### Data records for software interfaces
□ □ □ □

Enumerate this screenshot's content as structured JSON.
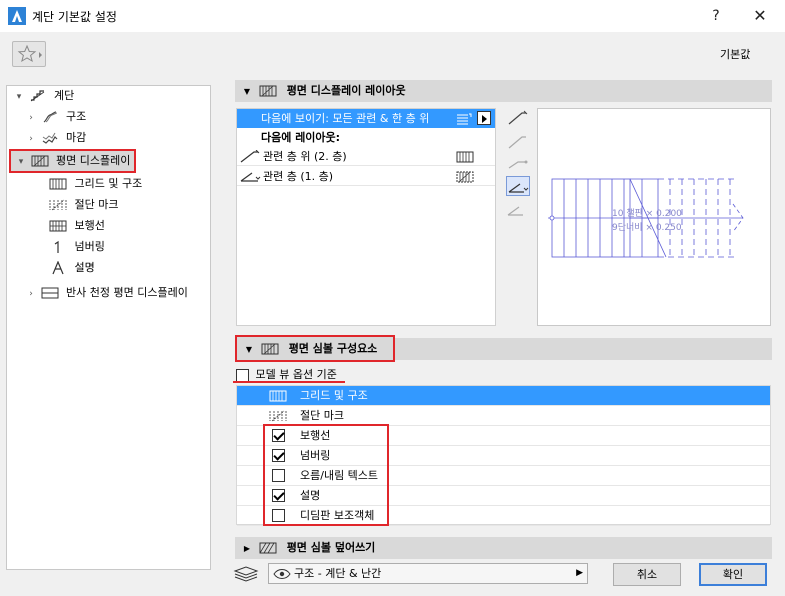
{
  "window": {
    "title": "계단 기본값 설정",
    "help": "?",
    "close": "✕"
  },
  "toolbar": {
    "defaults_label": "기본값"
  },
  "tree": {
    "root": "계단",
    "items": [
      {
        "label": "구조"
      },
      {
        "label": "마감"
      },
      {
        "label": "평면 디스플레이"
      },
      {
        "label": "그리드 및 구조"
      },
      {
        "label": "절단 마크"
      },
      {
        "label": "보행선"
      },
      {
        "label": "넘버링"
      },
      {
        "label": "설명"
      },
      {
        "label": "반사 천정 평면 디스플레이"
      }
    ]
  },
  "floor_plan_layout": {
    "header": "평면 디스플레이 레이아웃",
    "rows": [
      {
        "label": "다음에 보이기: 모든 관련 & 한 층 위"
      },
      {
        "label": "다음에 레이아웃:"
      },
      {
        "label": "관련 층 위 (2. 층)"
      },
      {
        "label": "관련 층 (1. 층)"
      }
    ],
    "preview_text": [
      "10 챌판 × 0.200",
      "9단너비 × 0.250"
    ]
  },
  "symbol_components": {
    "header": "평면 심볼 구성요소",
    "model_view_option": "모델 뷰 옵션 기준",
    "items": [
      {
        "label": "그리드 및 구조"
      },
      {
        "label": "절단 마크"
      },
      {
        "label": "보행선",
        "checked": true
      },
      {
        "label": "넘버링",
        "checked": true
      },
      {
        "label": "오름/내림 텍스트",
        "checked": false
      },
      {
        "label": "설명",
        "checked": true
      },
      {
        "label": "디딤판 보조객체",
        "checked": false
      }
    ]
  },
  "override": {
    "header": "평면 심볼 덮어쓰기"
  },
  "footer": {
    "layer_value": "구조 - 계단 & 난간",
    "cancel": "취소",
    "ok": "확인"
  },
  "colors": {
    "accent": "#3399ff",
    "highlight": "#e0262b"
  }
}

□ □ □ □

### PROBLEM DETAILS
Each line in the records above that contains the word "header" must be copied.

### WRITTEN ANSWER
    "header": "평면 디스플레이 레이아웃",
    "header": "평면 심볼 구성요소",
    "header": "평면 심볼 덮어쓰기"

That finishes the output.